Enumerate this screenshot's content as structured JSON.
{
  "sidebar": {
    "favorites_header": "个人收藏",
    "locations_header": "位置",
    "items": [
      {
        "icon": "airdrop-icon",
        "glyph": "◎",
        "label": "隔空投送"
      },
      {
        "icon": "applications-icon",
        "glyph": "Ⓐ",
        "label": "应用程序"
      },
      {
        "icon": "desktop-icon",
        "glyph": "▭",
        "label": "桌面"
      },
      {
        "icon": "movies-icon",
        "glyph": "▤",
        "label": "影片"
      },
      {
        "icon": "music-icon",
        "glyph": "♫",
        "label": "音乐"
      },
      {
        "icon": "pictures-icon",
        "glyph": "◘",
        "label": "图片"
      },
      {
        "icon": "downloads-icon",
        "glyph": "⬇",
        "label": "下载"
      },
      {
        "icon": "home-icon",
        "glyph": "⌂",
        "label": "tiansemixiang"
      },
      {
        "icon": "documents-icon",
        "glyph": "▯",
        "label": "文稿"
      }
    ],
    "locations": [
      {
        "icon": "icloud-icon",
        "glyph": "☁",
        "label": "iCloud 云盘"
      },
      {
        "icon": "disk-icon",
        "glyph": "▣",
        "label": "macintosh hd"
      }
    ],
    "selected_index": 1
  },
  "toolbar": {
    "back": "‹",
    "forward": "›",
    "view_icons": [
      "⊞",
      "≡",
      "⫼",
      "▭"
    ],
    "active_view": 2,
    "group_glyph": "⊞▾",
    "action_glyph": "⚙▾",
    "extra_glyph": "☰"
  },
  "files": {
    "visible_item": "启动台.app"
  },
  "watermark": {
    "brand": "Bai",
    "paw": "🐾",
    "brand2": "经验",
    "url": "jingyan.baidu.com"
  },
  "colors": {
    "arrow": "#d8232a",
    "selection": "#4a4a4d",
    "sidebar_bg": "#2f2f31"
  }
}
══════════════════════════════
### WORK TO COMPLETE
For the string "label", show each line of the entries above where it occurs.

### EXERCISE RESULT
        "label": "隔空投送"
        "label": "应用程序"
        "label": "桌面"
        "label": "影片"
        "label": "音乐"
        "label": "图片"
        "label": "下载"
        "label": "tiansemixiang"
        "label": "文稿"
        "label": "iCloud 云盘"
        "label": "macintosh hd"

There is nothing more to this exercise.